On Thursday, the top lawyer at the agency in charge of enforcing labor laws in the United States announced that she will ask the National Labor Relations Board (NLRB) to prohibit employers from requiring workers to attend anti-union meetings, effectively eliminating a major tool used by employers to counter union campaigns.
Captive audience meetings, according to Jennifer Abruzzo, general counsel of the National Labor Relations Board, discourage employees from exercising their right to refuse to listen to anti-union messaging, making them illegal under federal labor law.
“This authority to coerce is an aberration in labor law, incompatible with the (law’s) protection of employees’ freedom of choice,” concluded Abruzzo, a Biden appointee.
In a future case, Abruzzo plans to petition the five-member NLRB to reject its own rule from the 1940s, which says captive audience meetings are allowed. As a prosecutor, the general counsel files complaints against firms, which are then heard by the board.

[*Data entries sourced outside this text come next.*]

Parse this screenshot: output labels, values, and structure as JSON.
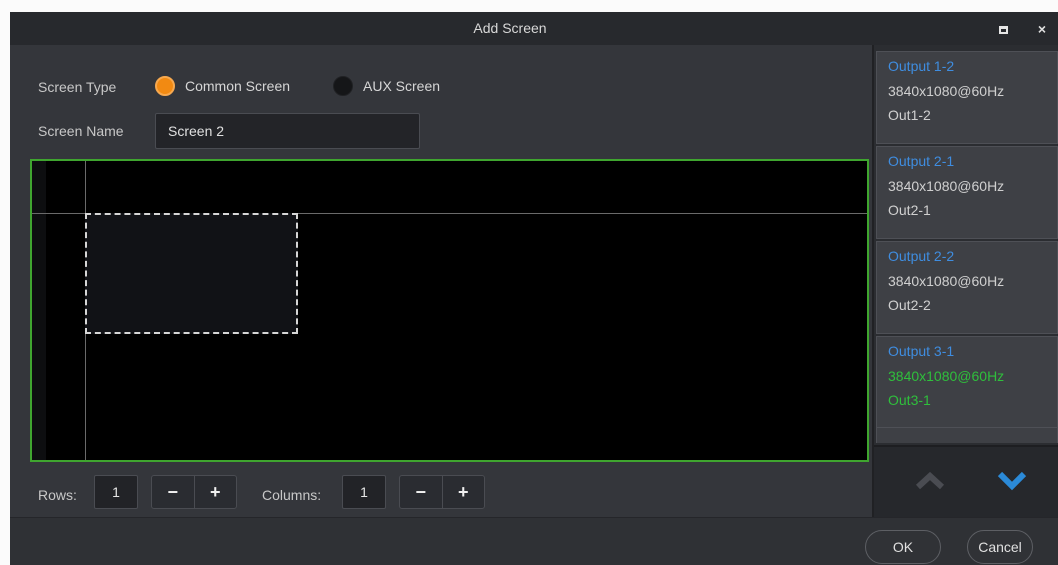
{
  "window": {
    "title": "Add Screen",
    "maximize_icon": "maximize-icon",
    "close_label": "×"
  },
  "form": {
    "screen_type_label": "Screen Type",
    "radio_common": {
      "label": "Common Screen",
      "selected": true,
      "color": "#f28a12"
    },
    "radio_aux": {
      "label": "AUX Screen",
      "selected": false
    },
    "screen_name_label": "Screen Name",
    "screen_name_value": "Screen 2"
  },
  "canvas": {
    "border_color": "#3fa52f"
  },
  "grid_controls": {
    "rows_label": "Rows:",
    "rows_value": "1",
    "columns_label": "Columns:",
    "columns_value": "1",
    "minus": "−",
    "plus": "+"
  },
  "outputs": [
    {
      "name": "Output 1-2",
      "resolution": "3840x1080@60Hz",
      "port": "Out1-2",
      "active": false
    },
    {
      "name": "Output 2-1",
      "resolution": "3840x1080@60Hz",
      "port": "Out2-1",
      "active": false
    },
    {
      "name": "Output 2-2",
      "resolution": "3840x1080@60Hz",
      "port": "Out2-2",
      "active": false
    },
    {
      "name": "Output 3-1",
      "resolution": "3840x1080@60Hz",
      "port": "Out3-1",
      "active": true
    }
  ],
  "nav": {
    "up_icon": "chevron-up-icon",
    "down_icon": "chevron-down-icon",
    "down_color": "#2b8ad8"
  },
  "footer": {
    "ok_label": "OK",
    "cancel_label": "Cancel"
  }
}
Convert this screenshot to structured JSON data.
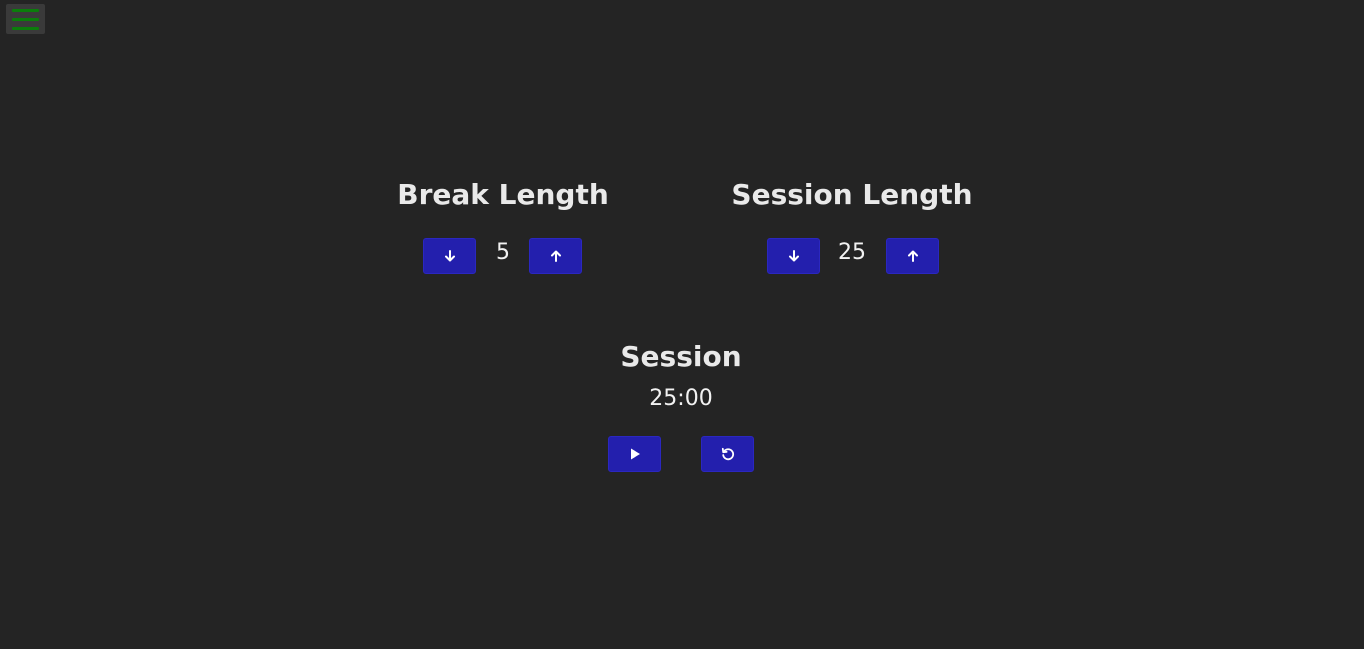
{
  "menu": {
    "icon": "hamburger-menu-icon",
    "color": "#0b7d0b"
  },
  "break": {
    "label": "Break Length",
    "value": "5",
    "decrement_icon": "arrow-down-icon",
    "increment_icon": "arrow-up-icon"
  },
  "session_length": {
    "label": "Session Length",
    "value": "25",
    "decrement_icon": "arrow-down-icon",
    "increment_icon": "arrow-up-icon"
  },
  "timer": {
    "label": "Session",
    "time": "25:00",
    "play_icon": "play-icon",
    "reset_icon": "reset-icon"
  },
  "colors": {
    "background": "#242424",
    "button": "#231fad",
    "text": "#f2f2f2"
  }
}
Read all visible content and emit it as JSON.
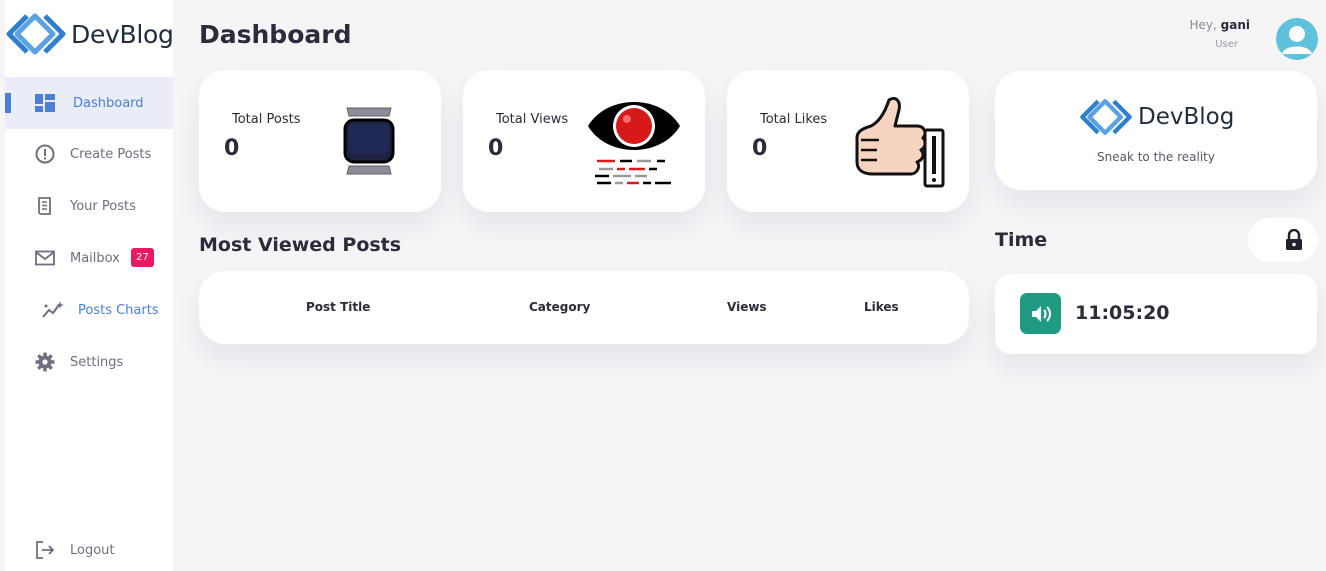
{
  "brand": {
    "name": "DevBlog",
    "tagline": "Sneak to the reality"
  },
  "page": {
    "title": "Dashboard"
  },
  "user": {
    "greeting": "Hey,",
    "name": "gani",
    "role": "User"
  },
  "sidebar": {
    "items": [
      {
        "label": "Dashboard",
        "icon": "dashboard-icon",
        "active": true
      },
      {
        "label": "Create Posts",
        "icon": "alert-circle-icon"
      },
      {
        "label": "Your Posts",
        "icon": "posts-list-icon"
      },
      {
        "label": "Mailbox",
        "icon": "mail-icon",
        "badge": "27"
      },
      {
        "label": "Posts Charts",
        "icon": "chart-sparkle-icon"
      },
      {
        "label": "Settings",
        "icon": "gear-icon"
      }
    ],
    "logout": {
      "label": "Logout",
      "icon": "logout-icon"
    }
  },
  "stats": [
    {
      "label": "Total Posts",
      "value": "0",
      "icon": "posts-device-icon"
    },
    {
      "label": "Total Views",
      "value": "0",
      "icon": "eye-icon"
    },
    {
      "label": "Total Likes",
      "value": "0",
      "icon": "thumbs-up-icon"
    }
  ],
  "most_viewed": {
    "title": "Most Viewed Posts",
    "columns": [
      "Post Title",
      "Category",
      "Views",
      "Likes"
    ]
  },
  "time": {
    "title": "Time",
    "value": "11:05:20",
    "lock_icon": "lock-icon",
    "speaker_icon": "speaker-icon"
  },
  "colors": {
    "accent": "#4a7ed9",
    "badge": "#ef1860",
    "speaker": "#1f9a83",
    "avatar": "#5ec2dc"
  }
}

In previous cases, the NLRB has ruled that the meetings are a lawful exercise of employers’ free-speech rights, but Abruzzo claims that those rulings failed to balance those rights with workers’ freedom to choose whether or not to join unions.
The message comes amid a flurry of high-profile labor campaigns involving corporations like Amazon.com Inc (AMZN.O) and Starbucks Corp (SBUX.O), both of which are said to have hosted captive audience meetings.
According to certain research, more than 90% of employers that face union elections organize required anti-union meetings.
Requests for comment from Amazon and Starbucks were not immediately returned.
Employers utilize captive audience meetings to promote misinformation and harass workers, according to Stuart Appelbaum, president of the Retail, Wholesale, and Department Store Union, in a statement released on Thursday.
“The choice of whether or not workers want a union should be made by the workers, not the employers,” he added, adding that it should be free of intimidation and meddling.